Stored entries:
# # # #
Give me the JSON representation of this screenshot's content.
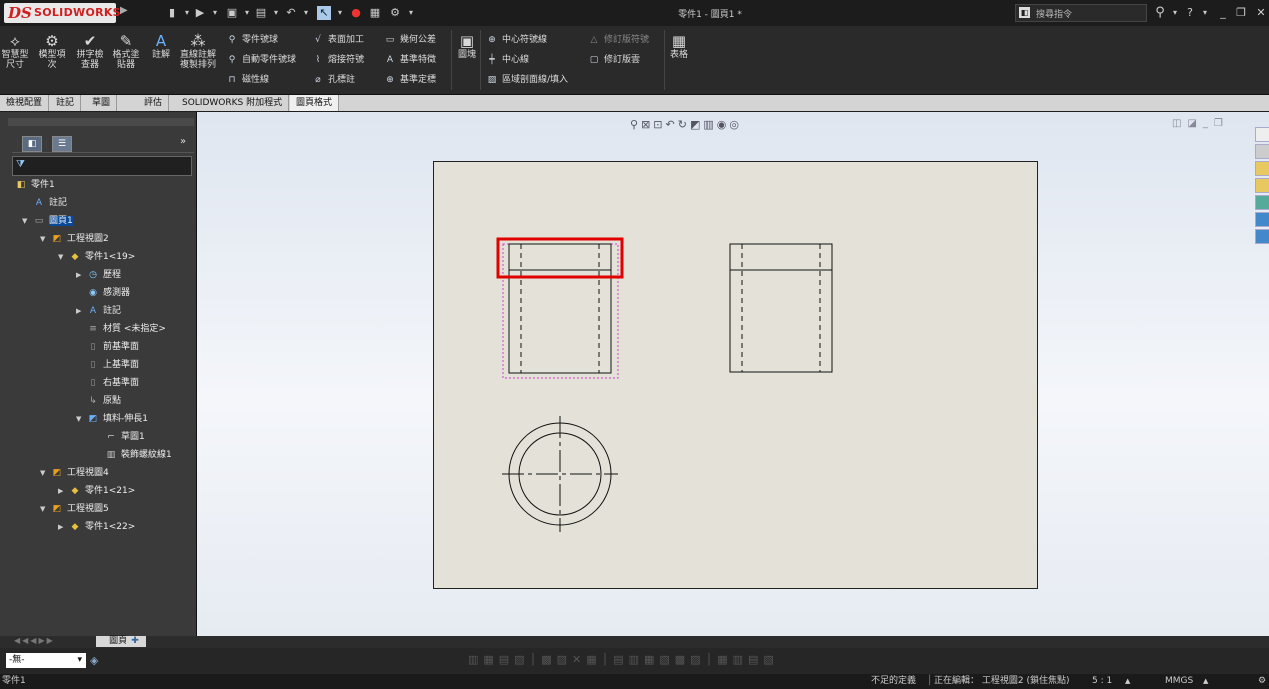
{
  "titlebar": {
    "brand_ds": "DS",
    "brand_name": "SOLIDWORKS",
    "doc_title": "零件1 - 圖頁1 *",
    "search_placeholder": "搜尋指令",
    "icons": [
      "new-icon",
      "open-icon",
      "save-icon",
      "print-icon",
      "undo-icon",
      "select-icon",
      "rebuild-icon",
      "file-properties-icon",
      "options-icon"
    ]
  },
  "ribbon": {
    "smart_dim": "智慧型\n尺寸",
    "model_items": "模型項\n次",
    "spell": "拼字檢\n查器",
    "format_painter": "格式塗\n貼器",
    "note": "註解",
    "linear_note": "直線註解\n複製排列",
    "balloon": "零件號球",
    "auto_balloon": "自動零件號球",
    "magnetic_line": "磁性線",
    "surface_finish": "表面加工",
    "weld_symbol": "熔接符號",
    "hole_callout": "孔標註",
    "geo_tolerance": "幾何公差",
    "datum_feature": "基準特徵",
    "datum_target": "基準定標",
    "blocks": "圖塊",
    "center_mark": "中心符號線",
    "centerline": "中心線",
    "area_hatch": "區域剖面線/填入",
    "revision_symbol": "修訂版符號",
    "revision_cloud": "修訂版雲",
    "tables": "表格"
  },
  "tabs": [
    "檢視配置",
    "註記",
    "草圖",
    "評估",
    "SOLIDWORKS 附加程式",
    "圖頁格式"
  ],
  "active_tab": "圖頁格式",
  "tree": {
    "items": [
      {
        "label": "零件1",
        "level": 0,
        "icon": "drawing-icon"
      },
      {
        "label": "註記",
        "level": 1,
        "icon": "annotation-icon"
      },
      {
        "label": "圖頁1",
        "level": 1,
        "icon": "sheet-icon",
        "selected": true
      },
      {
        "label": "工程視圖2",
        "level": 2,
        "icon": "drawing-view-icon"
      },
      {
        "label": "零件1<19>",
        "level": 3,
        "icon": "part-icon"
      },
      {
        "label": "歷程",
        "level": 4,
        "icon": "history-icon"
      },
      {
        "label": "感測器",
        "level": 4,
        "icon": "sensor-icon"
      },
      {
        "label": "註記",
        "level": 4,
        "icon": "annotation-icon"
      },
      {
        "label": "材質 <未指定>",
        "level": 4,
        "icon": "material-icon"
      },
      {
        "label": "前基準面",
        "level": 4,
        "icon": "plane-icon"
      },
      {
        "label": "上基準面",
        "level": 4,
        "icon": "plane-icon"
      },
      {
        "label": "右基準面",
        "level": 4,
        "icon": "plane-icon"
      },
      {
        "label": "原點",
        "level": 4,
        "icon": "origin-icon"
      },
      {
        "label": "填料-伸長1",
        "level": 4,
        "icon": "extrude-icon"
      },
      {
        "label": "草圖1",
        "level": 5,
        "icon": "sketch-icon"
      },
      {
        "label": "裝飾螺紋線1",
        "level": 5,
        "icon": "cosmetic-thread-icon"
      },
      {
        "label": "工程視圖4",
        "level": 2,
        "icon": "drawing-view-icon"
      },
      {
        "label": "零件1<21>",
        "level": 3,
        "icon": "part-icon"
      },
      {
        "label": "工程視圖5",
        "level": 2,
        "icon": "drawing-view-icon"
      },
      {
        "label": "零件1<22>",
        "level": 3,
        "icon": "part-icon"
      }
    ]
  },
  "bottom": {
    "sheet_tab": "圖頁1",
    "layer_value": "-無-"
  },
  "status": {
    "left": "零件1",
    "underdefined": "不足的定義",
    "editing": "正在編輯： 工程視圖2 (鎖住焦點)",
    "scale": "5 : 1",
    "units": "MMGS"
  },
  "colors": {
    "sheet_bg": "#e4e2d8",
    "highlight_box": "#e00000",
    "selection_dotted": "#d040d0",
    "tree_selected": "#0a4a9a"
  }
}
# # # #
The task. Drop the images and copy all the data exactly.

Solution to this task.
Give me the JSON representation of this screenshot's content.
{
  "titlebar": {
    "brand_ds": "DS",
    "brand_name": "SOLIDWORKS",
    "doc_title": "零件1 - 圖頁1 *",
    "search_placeholder": "搜尋指令",
    "icons": [
      "new-icon",
      "open-icon",
      "save-icon",
      "print-icon",
      "undo-icon",
      "select-icon",
      "rebuild-icon",
      "file-properties-icon",
      "options-icon"
    ]
  },
  "ribbon": {
    "smart_dim": "智慧型\n尺寸",
    "model_items": "模型項\n次",
    "spell": "拼字檢\n查器",
    "format_painter": "格式塗\n貼器",
    "note": "註解",
    "linear_note": "直線註解\n複製排列",
    "balloon": "零件號球",
    "auto_balloon": "自動零件號球",
    "magnetic_line": "磁性線",
    "surface_finish": "表面加工",
    "weld_symbol": "熔接符號",
    "hole_callout": "孔標註",
    "geo_tolerance": "幾何公差",
    "datum_feature": "基準特徵",
    "datum_target": "基準定標",
    "blocks": "圖塊",
    "center_mark": "中心符號線",
    "centerline": "中心線",
    "area_hatch": "區域剖面線/填入",
    "revision_symbol": "修訂版符號",
    "revision_cloud": "修訂版雲",
    "tables": "表格"
  },
  "tabs": [
    "檢視配置",
    "註記",
    "草圖",
    "評估",
    "SOLIDWORKS 附加程式",
    "圖頁格式"
  ],
  "active_tab": "圖頁格式",
  "tree": {
    "items": [
      {
        "label": "零件1",
        "level": 0,
        "icon": "drawing-icon"
      },
      {
        "label": "註記",
        "level": 1,
        "icon": "annotation-icon"
      },
      {
        "label": "圖頁1",
        "level": 1,
        "icon": "sheet-icon",
        "selected": true
      },
      {
        "label": "工程視圖2",
        "level": 2,
        "icon": "drawing-view-icon"
      },
      {
        "label": "零件1<19>",
        "level": 3,
        "icon": "part-icon"
      },
      {
        "label": "歷程",
        "level": 4,
        "icon": "history-icon"
      },
      {
        "label": "感測器",
        "level": 4,
        "icon": "sensor-icon"
      },
      {
        "label": "註記",
        "level": 4,
        "icon": "annotation-icon"
      },
      {
        "label": "材質 <未指定>",
        "level": 4,
        "icon": "material-icon"
      },
      {
        "label": "前基準面",
        "level": 4,
        "icon": "plane-icon"
      },
      {
        "label": "上基準面",
        "level": 4,
        "icon": "plane-icon"
      },
      {
        "label": "右基準面",
        "level": 4,
        "icon": "plane-icon"
      },
      {
        "label": "原點",
        "level": 4,
        "icon": "origin-icon"
      },
      {
        "label": "填料-伸長1",
        "level": 4,
        "icon": "extrude-icon"
      },
      {
        "label": "草圖1",
        "level": 5,
        "icon": "sketch-icon"
      },
      {
        "label": "裝飾螺紋線1",
        "level": 5,
        "icon": "cosmetic-thread-icon"
      },
      {
        "label": "工程視圖4",
        "level": 2,
        "icon": "drawing-view-icon"
      },
      {
        "label": "零件1<21>",
        "level": 3,
        "icon": "part-icon"
      },
      {
        "label": "工程視圖5",
        "level": 2,
        "icon": "drawing-view-icon"
      },
      {
        "label": "零件1<22>",
        "level": 3,
        "icon": "part-icon"
      }
    ]
  },
  "bottom": {
    "sheet_tab": "圖頁1",
    "layer_value": "-無-"
  },
  "status": {
    "left": "零件1",
    "underdefined": "不足的定義",
    "editing": "正在編輯： 工程視圖2 (鎖住焦點)",
    "scale": "5 : 1",
    "units": "MMGS"
  },
  "colors": {
    "sheet_bg": "#e4e2d8",
    "highlight_box": "#e00000",
    "selection_dotted": "#d040d0",
    "tree_selected": "#0a4a9a"
  }
}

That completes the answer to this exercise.